WHAT YOU HAVE TO DO: Would you filter the listing below so that only lines with the word "value" remain?

= Beginning of Section =

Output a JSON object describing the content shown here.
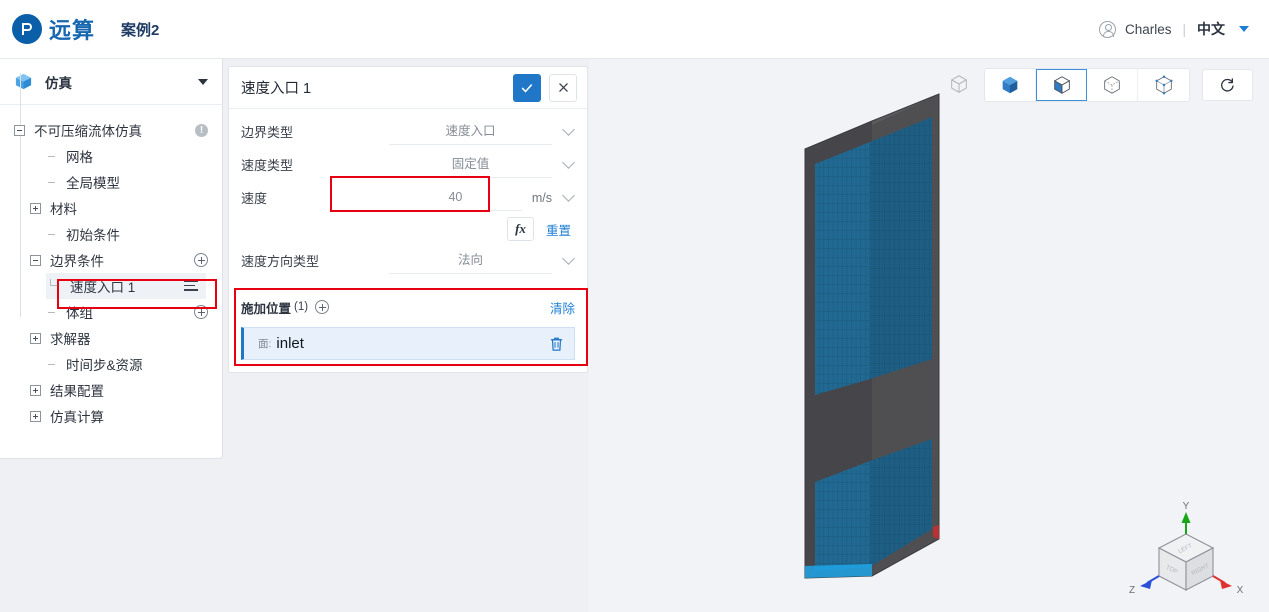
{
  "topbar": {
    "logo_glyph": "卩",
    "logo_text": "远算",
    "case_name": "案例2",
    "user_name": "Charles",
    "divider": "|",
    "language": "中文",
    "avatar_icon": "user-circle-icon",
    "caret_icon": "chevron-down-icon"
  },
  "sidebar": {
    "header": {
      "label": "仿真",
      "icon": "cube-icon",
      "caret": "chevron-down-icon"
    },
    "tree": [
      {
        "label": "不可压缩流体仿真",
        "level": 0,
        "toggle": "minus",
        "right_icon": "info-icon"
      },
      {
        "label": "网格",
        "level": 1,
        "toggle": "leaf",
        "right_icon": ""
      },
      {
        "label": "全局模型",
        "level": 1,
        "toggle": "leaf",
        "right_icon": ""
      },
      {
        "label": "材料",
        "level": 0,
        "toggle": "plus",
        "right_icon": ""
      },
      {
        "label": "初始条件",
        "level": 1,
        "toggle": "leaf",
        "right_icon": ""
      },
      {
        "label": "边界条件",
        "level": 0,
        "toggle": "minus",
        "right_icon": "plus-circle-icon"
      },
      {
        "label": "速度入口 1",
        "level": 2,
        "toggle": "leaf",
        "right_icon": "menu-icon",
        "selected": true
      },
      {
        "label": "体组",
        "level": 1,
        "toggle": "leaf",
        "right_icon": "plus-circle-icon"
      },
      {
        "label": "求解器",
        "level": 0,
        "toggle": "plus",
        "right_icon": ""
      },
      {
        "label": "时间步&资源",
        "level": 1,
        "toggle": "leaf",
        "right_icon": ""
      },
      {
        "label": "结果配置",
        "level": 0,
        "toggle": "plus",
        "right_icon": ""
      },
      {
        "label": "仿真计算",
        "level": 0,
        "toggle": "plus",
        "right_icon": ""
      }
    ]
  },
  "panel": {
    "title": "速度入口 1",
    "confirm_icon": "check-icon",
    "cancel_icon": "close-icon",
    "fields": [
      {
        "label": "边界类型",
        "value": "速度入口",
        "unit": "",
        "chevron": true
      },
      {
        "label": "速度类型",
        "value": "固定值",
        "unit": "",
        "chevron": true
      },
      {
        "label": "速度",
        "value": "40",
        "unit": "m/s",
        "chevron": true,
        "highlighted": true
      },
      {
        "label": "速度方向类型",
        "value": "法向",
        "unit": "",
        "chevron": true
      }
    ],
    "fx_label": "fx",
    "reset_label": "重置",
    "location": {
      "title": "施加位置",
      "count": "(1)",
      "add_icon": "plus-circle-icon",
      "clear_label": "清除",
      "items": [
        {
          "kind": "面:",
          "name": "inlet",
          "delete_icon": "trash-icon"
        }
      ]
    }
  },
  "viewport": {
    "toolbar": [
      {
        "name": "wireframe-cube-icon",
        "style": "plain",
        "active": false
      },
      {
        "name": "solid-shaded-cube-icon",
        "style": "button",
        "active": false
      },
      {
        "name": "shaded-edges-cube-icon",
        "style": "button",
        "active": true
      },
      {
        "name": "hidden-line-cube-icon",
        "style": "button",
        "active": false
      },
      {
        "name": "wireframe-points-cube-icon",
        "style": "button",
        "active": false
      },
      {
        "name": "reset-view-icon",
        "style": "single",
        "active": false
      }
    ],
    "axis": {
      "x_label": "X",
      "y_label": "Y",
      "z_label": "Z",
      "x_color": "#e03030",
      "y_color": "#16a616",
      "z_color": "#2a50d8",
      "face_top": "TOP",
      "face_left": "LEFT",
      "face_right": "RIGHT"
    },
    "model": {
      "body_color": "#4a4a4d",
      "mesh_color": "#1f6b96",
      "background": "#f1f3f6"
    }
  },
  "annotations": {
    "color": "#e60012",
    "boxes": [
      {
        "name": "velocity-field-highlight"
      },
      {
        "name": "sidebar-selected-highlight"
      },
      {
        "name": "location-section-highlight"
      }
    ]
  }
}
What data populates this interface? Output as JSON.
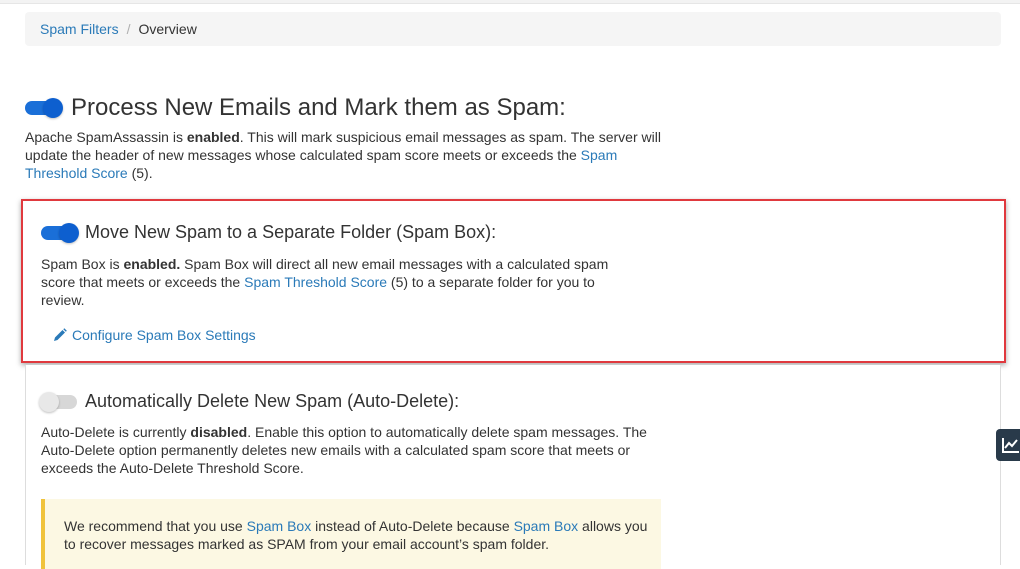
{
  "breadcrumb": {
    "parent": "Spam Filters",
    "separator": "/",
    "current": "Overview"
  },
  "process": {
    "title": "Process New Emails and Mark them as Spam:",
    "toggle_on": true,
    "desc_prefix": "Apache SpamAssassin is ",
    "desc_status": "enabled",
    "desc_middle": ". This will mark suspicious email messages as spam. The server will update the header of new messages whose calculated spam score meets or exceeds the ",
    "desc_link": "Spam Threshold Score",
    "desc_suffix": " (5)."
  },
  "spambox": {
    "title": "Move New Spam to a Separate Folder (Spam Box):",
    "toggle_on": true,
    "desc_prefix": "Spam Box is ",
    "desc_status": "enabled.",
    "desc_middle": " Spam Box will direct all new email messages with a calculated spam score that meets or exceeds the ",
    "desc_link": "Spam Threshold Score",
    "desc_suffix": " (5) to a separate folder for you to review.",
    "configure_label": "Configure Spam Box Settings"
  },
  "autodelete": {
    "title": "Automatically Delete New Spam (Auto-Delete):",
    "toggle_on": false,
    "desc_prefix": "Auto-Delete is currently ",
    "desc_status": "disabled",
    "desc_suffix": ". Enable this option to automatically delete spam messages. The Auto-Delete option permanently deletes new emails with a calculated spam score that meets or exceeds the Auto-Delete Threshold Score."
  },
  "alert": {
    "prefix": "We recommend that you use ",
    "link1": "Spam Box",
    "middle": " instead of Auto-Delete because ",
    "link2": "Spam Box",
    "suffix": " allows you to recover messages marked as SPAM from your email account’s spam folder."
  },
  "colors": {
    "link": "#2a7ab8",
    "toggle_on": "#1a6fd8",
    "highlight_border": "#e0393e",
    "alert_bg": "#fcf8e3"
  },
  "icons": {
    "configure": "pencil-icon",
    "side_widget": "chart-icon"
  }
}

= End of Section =

YOUR SOLUTION:
        "value": "速度入口",
        "value": "固定值",
        "value": "40",
        "value": "法向",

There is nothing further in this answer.